“Unitarianism proclaims that we spring from a common source; Universalism, that we share a common destiny.”

This is part of the answer to that why.  From their beginnings, the theologies of the movements that merged into us emphasized the unity of our human family and the universality of human experience.  You know the saying, “until all of us are free, none of us is free”?  That sense of interconnectedness, of mutual responsibility, has been a part of our theological understanding since the beginning.

Fundamentally, Unitarian Universalism is, and always has been, a humanist faith.  By this I don’t mean that we are atheists at heart, although, of course, some of us are.  Humanism has taken many forms – from a religious Christian humanism to a secular transhumanism.  So, saying that a person, or a faith tradition, is “humanist” doesn’t really tell you all that much about their understanding of, “the sacred and the holy.”  Well, actually, that’s not completely true.  All forms of humanism stress that here – this place, this world, this universe, this “sphere of human experience,” if you will – is in-and-of-itself both sacred and holy, needing nothing out there to bless all that is right here.  There’s a great line in a litany about what our faith does, and doesn’t, affirm – “it is more important to get heaven into people now, than to get people into heaven later.”  Whatever may or may not come next, this world is where the action is.  That’s humanism, and that’s foundational to our movement.

And it’s because our faith tradition teaches that “this world is where the action is” that we, as a people, have always been drawn to the work of resisting injustice.  We look around us and see all the work there is to do.  To paraphrase the words of the poet Adrienne Rich (that you can find in the back of our hymnal at #463):
[Our hearts are] moved by all [we] cannot save:so much has been destroyed
[we] have to cast [our] lot with thosewho age after age, perversely,with no extraordinary power
reconstitute the world.
So much has been destroyed – so much is being destroyed – and looking around ourselves we and our forebears have seen this and are compelled to act.  And we are compelled to act because of one other aspect of our faith tradition’s teachings – that Love is our foundation, our “ground of being.”

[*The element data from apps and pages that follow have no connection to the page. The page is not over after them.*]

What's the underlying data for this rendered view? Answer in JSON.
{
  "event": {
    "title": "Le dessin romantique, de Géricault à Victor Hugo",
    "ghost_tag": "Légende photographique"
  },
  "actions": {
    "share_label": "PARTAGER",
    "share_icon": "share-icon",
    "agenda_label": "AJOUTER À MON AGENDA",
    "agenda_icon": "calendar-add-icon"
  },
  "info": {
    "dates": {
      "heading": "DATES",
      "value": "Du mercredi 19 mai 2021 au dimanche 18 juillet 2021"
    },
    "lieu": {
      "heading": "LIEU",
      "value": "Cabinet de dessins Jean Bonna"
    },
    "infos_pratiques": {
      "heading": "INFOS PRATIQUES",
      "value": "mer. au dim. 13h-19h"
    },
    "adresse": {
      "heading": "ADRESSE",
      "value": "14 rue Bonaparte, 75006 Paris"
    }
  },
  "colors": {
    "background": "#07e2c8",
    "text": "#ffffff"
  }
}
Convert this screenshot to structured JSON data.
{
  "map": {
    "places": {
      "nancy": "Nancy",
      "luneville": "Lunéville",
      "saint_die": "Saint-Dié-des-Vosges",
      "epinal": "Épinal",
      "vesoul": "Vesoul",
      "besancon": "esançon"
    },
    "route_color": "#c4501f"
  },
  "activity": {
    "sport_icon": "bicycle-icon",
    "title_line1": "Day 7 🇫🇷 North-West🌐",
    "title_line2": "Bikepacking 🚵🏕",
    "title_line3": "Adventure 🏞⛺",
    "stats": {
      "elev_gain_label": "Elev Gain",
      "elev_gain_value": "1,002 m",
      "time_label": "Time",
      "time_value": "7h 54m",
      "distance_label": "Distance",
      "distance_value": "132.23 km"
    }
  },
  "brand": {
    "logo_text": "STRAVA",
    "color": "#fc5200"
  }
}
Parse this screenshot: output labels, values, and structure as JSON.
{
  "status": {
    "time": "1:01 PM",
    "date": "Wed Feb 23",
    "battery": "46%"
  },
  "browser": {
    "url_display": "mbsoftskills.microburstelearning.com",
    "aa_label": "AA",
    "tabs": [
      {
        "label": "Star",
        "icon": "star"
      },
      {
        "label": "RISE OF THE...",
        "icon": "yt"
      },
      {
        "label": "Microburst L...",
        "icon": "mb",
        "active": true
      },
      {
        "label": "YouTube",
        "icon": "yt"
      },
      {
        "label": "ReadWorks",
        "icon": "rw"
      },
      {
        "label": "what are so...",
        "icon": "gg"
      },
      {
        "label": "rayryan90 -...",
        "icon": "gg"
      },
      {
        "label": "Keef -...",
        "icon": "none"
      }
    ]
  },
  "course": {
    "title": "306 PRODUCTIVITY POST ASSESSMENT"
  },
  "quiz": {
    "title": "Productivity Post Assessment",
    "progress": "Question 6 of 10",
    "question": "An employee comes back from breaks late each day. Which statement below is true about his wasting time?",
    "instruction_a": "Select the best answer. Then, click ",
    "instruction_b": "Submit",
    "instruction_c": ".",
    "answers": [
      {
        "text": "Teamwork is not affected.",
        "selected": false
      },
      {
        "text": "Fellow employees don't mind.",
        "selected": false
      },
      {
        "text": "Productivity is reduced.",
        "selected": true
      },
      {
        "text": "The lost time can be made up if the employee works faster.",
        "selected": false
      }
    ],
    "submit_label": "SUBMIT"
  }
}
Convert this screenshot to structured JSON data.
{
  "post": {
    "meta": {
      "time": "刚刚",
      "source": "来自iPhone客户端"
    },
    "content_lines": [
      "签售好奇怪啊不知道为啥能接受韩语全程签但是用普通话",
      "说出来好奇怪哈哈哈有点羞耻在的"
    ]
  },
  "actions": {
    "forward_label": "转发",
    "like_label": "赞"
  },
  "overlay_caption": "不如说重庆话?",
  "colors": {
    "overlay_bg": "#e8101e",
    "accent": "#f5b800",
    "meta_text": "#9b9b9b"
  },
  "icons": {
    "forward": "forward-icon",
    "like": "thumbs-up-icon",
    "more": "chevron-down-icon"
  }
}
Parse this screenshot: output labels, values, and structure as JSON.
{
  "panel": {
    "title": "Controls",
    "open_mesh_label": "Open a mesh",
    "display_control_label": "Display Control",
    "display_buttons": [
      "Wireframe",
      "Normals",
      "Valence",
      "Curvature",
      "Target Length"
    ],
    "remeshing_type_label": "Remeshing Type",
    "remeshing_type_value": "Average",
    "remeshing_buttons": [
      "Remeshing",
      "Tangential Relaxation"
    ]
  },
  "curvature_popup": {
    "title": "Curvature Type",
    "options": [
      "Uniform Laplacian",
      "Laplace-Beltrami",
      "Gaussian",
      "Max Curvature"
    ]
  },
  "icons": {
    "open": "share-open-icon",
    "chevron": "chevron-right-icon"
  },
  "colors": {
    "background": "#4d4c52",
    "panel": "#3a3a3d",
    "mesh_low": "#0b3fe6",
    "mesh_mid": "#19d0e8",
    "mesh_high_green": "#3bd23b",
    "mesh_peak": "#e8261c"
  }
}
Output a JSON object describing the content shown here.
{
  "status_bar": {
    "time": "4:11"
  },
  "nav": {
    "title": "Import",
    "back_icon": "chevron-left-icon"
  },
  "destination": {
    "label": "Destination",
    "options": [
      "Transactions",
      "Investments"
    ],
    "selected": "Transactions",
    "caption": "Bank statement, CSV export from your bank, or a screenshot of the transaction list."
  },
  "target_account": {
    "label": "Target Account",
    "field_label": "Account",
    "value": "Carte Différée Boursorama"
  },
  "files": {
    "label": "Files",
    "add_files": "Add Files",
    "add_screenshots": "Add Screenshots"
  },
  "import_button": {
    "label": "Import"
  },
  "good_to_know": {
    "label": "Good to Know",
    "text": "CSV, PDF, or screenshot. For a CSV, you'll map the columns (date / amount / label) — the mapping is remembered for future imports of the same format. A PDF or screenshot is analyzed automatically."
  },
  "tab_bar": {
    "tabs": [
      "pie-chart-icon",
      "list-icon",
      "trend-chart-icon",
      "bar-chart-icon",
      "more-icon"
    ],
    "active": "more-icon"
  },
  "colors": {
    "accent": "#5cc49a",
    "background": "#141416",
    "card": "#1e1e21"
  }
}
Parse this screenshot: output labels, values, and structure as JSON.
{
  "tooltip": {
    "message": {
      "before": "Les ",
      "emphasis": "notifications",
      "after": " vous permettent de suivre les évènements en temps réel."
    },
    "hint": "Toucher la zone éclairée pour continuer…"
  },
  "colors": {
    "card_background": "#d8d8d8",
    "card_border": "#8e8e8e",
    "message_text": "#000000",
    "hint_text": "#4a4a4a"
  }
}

So when we look around us at all that we cannot save, all that has been destroyed and is being destroyed, we do so through eyes of Love and we are compelled by Love to do something.  We are compelled to resist the injustices we see – it’s what we’ve always done and what we’re doing now, and what I fully expect Unitarian Universalists will keep doing as long as we last.

Now … there are those who say that every sermon should end on an uplifting note, or a charge to action, or, as Arthur likes to put it, a “so what?”.  I guess I’d have to say that this sermon is going to end on an “I thought you ought to know.”  I thought you ought to know that our Unitarian Universalist tradition has a long and storied history, an incredible story of a people who can inspire and make us proud.  I thought you ought to know that we are part of something, friends, that’s larger than any of us, larger even than TJMC.  This community is part of something larger than itself – a community that stretches far into the past and will extend far into the future.  And that community has always been on the frontlines, always been resisting injustice, always been striving to create a world of freedom and justice for everyone without exception.  We are a part of that.  We are a part of that.



Pax tecum,

RevWik